I have alluded to this before, but medical students rarely do Semester at Sea, and when they do, they are usually there for a short while. For example, the few medical students from the University of Virginia who spend a few weeks on the tropical leg of a Spring voyage; or inter-port students, like the Indian medical student who sailed with us from Myanmar to India.
The reason for this is three-fold: for one, SAS students are mostly undergraduate, and mostly from the USA, where medicine is a postgraduate degree. Secondly, the nature of medicine is such that it is very hard to leave temporarily to another institution – not to mention the difficulty in arranging to “miss” practical rotations. Lastly, I’ve not yet seen any SAS courses that are accepted for medical accreditation.
But I was insistent that I wanted to do SAS – so this is how I did it. (This is kind of my approach to any unorthodox endeavour that I really want to do.)
Figure out the realm of possibility
At first glance, people familiar with my school would say it is impossible to disappear for four months without delaying graduation. In fact, they still think it is, because our school is known for being strict. For many of our years of study, it certainly is, but after some thinking I figured this out:
IMPOSSIBLE: My year would have three theory courses in the four months of absence. I needed them all to continue to Student Internship – we don’t have any optionals.
POSSIBLE: I could do them via the internet as a kind of distance learning if my proposal was convincing enough.
IMPOSSIBLE: One of those classes (Bioethics) had compulsory class-attendance, as mandated by the HPCSA. I could not graduate without perfect attendance.
POSSIBLE: There was also a bioethics class on my voyage, so perhaps that could make up for it. I would still have to do my own school’s assessment and projects, but I could prove that I had attended Bioethics classes.
IMPOSSIBLE: I would have eight weeks of practical rotations while away, which I would miss. If not completed by August I would forfeit my on-time graduation.
POSSIBLE: Because fifth year is a year with an elective period, I could do SAS as an elective, then use those four weeks when I returned for my rotations-catch-up. Additionally we had two weeks of holiday and two weeks study-time. I would also use those to do rotation catch-up.
Talk to the right people
A lot of getting things organized in any bureaucracy is knowing which chains of command to follow – and knowing who is friendly. I learned this in student government.
I first spoke to our assistant registrar, to confirm that my plans were possible albeit difficult, and to find out if I could have her support.

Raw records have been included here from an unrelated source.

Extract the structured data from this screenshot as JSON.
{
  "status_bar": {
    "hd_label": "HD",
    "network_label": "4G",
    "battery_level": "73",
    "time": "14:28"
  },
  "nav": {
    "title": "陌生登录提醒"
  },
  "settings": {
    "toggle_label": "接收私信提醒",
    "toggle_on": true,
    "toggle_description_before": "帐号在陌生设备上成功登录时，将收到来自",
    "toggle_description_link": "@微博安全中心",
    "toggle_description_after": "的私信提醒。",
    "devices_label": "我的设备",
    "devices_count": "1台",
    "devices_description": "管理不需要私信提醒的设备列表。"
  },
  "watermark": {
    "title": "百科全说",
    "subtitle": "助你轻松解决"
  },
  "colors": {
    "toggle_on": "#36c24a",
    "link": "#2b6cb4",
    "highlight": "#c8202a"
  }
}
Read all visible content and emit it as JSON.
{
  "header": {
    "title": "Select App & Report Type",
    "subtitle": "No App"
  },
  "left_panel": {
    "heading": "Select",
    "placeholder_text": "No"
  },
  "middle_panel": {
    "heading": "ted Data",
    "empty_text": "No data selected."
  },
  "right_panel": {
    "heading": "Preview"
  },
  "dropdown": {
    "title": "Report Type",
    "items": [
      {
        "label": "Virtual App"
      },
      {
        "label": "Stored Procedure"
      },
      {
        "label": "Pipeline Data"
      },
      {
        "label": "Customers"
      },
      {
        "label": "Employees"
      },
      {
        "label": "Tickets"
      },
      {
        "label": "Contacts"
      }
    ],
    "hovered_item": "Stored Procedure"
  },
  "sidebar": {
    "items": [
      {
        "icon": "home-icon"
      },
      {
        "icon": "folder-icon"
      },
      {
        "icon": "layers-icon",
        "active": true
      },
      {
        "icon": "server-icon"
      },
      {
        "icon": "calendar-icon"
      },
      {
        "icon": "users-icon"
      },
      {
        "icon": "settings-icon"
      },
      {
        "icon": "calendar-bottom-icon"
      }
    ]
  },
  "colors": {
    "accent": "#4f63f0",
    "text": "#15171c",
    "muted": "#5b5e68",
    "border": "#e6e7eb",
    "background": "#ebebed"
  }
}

She was excited with me right from the start, and helped me to plan a course of action.
I then organised individual meetings with every professor and supervisor for my rotations, both theoretical and practical. Some were so excited about what I could learn from the start, while others needed a little more convincing. Eventually, I had everyone’s support.
An incredible effort was put into these meetings – I compiled a portfolio and proposal letter for every individual, along with examples of other times I went of the beaten track of medicine and still performed well. I wanted them to see that I had thought about every possible snag. I wanted it to be really difficult for them to say no.
Finally I spoke to the people who had the final say: our course convener, who then spoke to the deans, who then discussed the idea at their faculty council meetings. And finally I had the all-clear.
I made contact with the ship’s assistant academic dean, who would receive my tests from my university, proctor them when I was writing, and then send them back to the university.
As per SAS regulations, I had to take four classes through U.Va on the ship. At the beginning of the voyage, I made sure to talk to every professor that taught me – explaining that I was taking a double course load, and that there may be times that I could not attend class due to tests for my school. Fortunately that never happened, by it was good for them to know, and they always gave me advice for my side-projects.
Doing SAS as an elective meant I needed outcomes. I decided to combine my U.Va classes, and my explorations of the countries, in such a way to make it a Public Health/Research Elective, where I observed alternative healers and public health in each country.
It was not easy – I received confirmation of funding for SAS-proper less than a month from departure, so I did not have sufficient time to get ethical clearance for a decent research project. Thus the research ended up being more “visiting sites and soaking up as much information as possible” than true publishable research.
Internet on the ship was super-slow, so I could only download podcasts in the various countries. I was self-teaching pharmacology, which has never been my strong suit. I was also doing some group projects on my own.
My school wanted me to write my tests at the same time as my class back home, so once, when in Japan, I had to write a test at 21h00.
I returned to South Africa less than a week to my exams, which caused quite a bit of exam stress.
I don’t regret it. My grades turned out just fine, and I learned so much. I got to travel the world because my school was willing to try something completely new with and for me.
When I first heard about Semester at Sea, I thought there was no way that I would be allowed to have this experience. But just as Medicine can take you places, it need not keep you from going places. Sometimes, all it takes is some incredibly fine planning.